Shows & Panels
- The 2014 Big Picture on Cyber Security
- AFCEA Answers
- Ask the CIO
- Connected Government
- Consolidating Mission-critical Systems
- Constituent Servicing
- Continuous Monitoring: Tools and Techniques for Trustworthy Government IT
- The Data Privacy Imperative: Safeguarding Sensitive Data
- Eliminating the Pitfalls: Steps to Virtualization in Government
- Federal Executive Forum
- Federal Tech Talk
- Government Cloud Brokerage: Who, What, When, Where, Why?
- Government Mobility
- Mission-critical Apps in the Cloud
- Mobile Device Management
- The Modern Federal Threat Landscape
- The Path from Legacy Systems
- Understanding the Intersection of Customer Service and Security in the Cloud
Shows & Panels
Somali money transfer service wins UK reprieve
Tuesday - 11/5/2013, 1:37pm EST
LONDON (AP) -- Somali money transfer service Dahabshiil has won extra time to prevent Barclays bank from pulling the plug on its remittance operations, winning an interim injunction Tuesday that preserves a financial lifeline for the Horn of Africa nation.
The ruling was welcomed by academics, aid workers, and the Somali government, which has warned that millions of ordinary people could see their incomes take a hit if the decision to cut Dahabshiil loose went through.
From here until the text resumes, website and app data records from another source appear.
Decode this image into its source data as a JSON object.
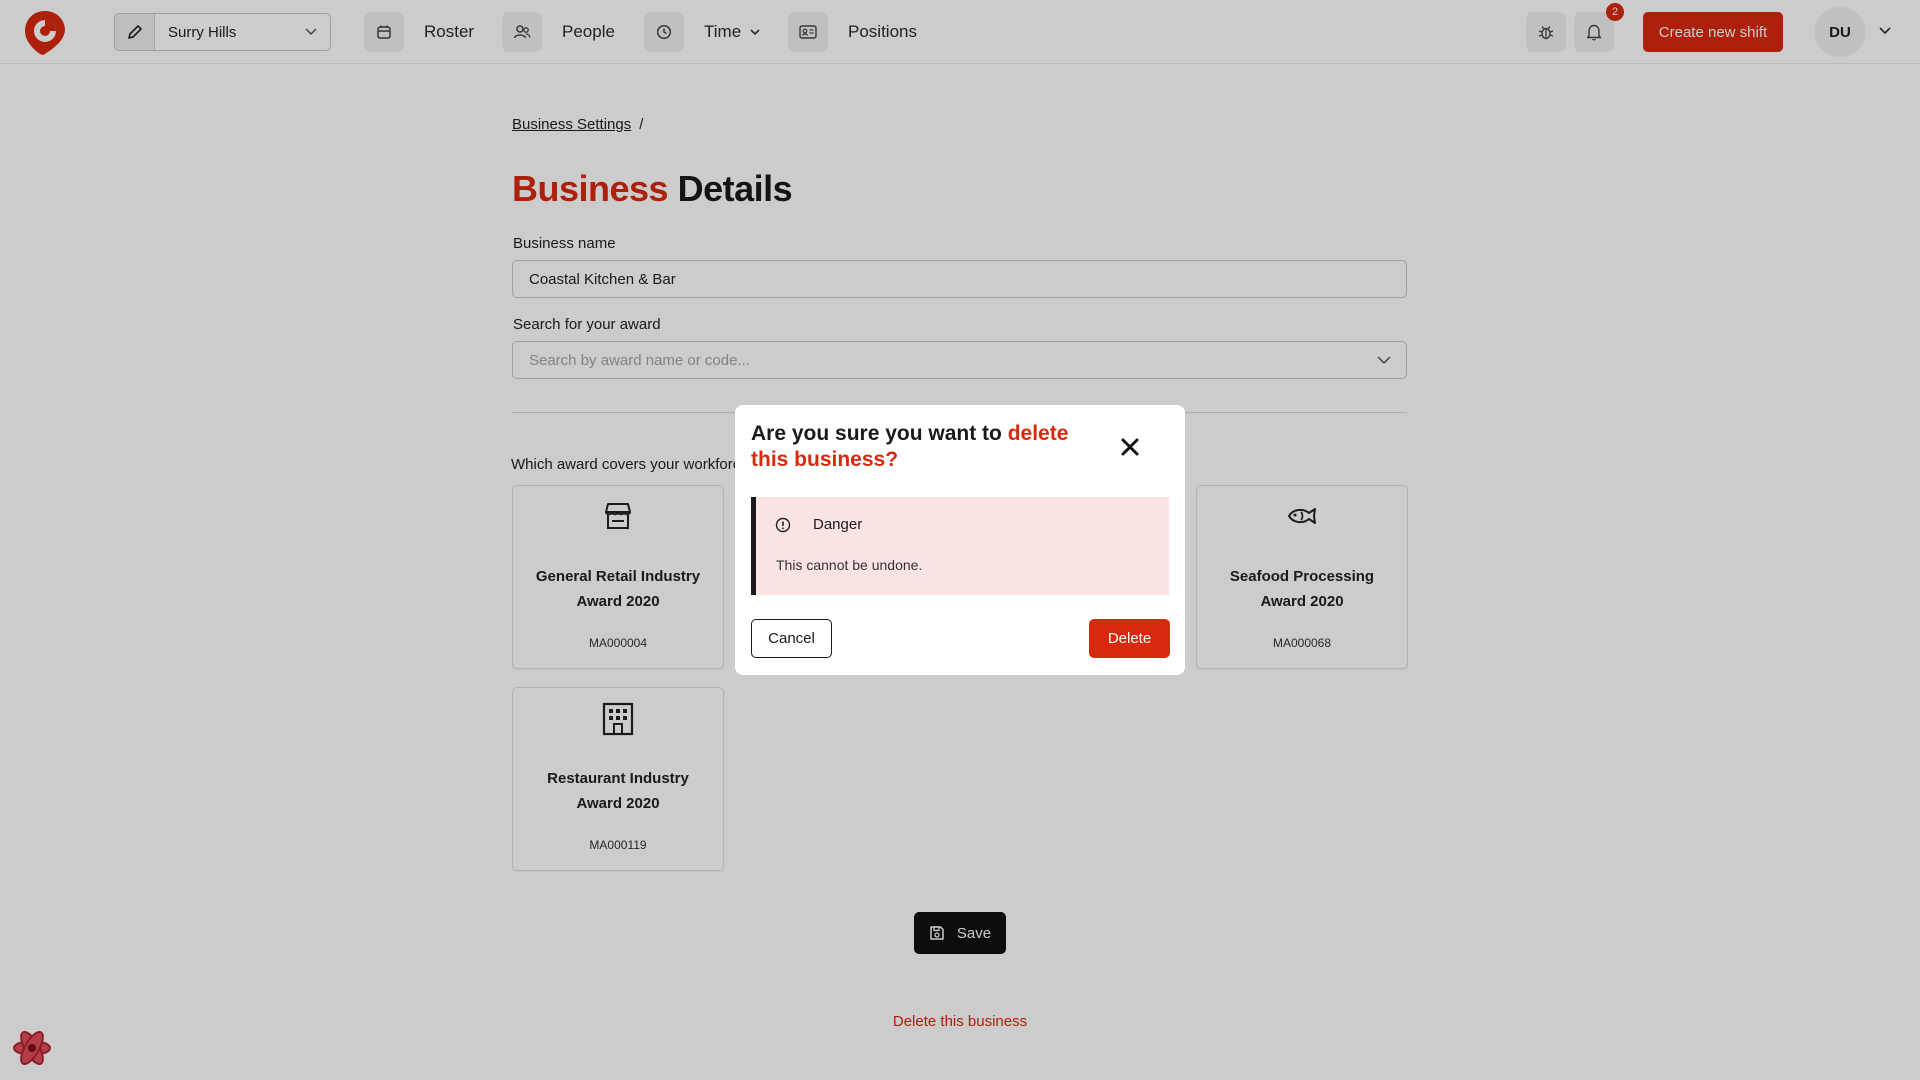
{
  "header": {
    "location": "Surry Hills",
    "nav": {
      "roster": "Roster",
      "people": "People",
      "time": "Time",
      "positions": "Positions"
    },
    "notification_count": "2",
    "create_label": "Create new shift",
    "user_initials": "DU"
  },
  "breadcrumb": {
    "parent": "Business Settings",
    "separator": "/"
  },
  "page": {
    "title_accent": "Business",
    "title_rest": "Details"
  },
  "form": {
    "business_name_label": "Business name",
    "business_name_value": "Coastal Kitchen & Bar",
    "award_search_label": "Search for your award",
    "award_search_placeholder": "Search by award name or code...",
    "which_award_label": "Which award covers your workforce?"
  },
  "awards": [
    {
      "name": "General Retail Industry Award 2020",
      "code": "MA000004",
      "icon": "store-icon"
    },
    {
      "name": "Seafood Processing Award 2020",
      "code": "MA000068",
      "icon": "fish-icon"
    },
    {
      "name": "Restaurant Industry Award 2020",
      "code": "MA000119",
      "icon": "building-icon"
    }
  ],
  "actions": {
    "save_label": "Save",
    "delete_business_label": "Delete this business"
  },
  "modal": {
    "title_prefix": "Are you sure you want to ",
    "title_accent": "delete this business?",
    "alert_title": "Danger",
    "alert_message": "This cannot be undone.",
    "cancel_label": "Cancel",
    "delete_label": "Delete"
  },
  "colors": {
    "brand_red": "#d8290f",
    "alert_bg": "#fbe3e3",
    "overlay": "rgba(0,0,0,0.2)"
  }
}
"These remittances remain an essential source of income for more than half of all Somalis," Prime Minister Abdi Farah Shirdon said in a statement, urging both sides to come to an understanding that would preserve the money transfer service.
Britain has more than 100,000 Somali-born residents, according to recent census figures, and experts say the estimated 100 million pounds ($160 million) worth of remittances they send home annually are critical to propping up Somalia's economy, still struggling to emerge from two decades of anarchy. One estimate puts the global total of Somalia-bound remittances at $1.3 billion a year.
Barclays, which runs Dahabshiil's accounts, faces its own concerns. Several major banks have recently been hit with huge penalties over money-laundering failures, and Barclays said its decision to break with Dahabshiil was part of a company-wide move to insulate it from legal risk.
The decision "has not been an easy one," Barclays said in a statement first posted to petition website Change.org several weeks ago. It said it made the call "based upon the well-known risks of money laundering and terrorist financing in the money service business sector."
"If we were caught up in such transactions Barclays could be punished by our regulators and potentially fined, as we have seen with global banks receiving fines of hundreds of millions for anti-financial crime failures," the statement continued. "We know not everyone will agree with our decision but hope you can now see why we made it."
Such concerns mean Dahabshiil would likely struggle to find another bank to take over Barclays' services.
The High Court decision means that Barclays must keep processing Dahabshiil's payments until a full trial is held or both sides cut a deal. Dahabshiil said it anticipated a court battle sometime in 2014 unless a deal is struck.
Copyright 2013 The Associated Press. All rights reserved. This material may not be published, broadcast, rewritten or redistributed.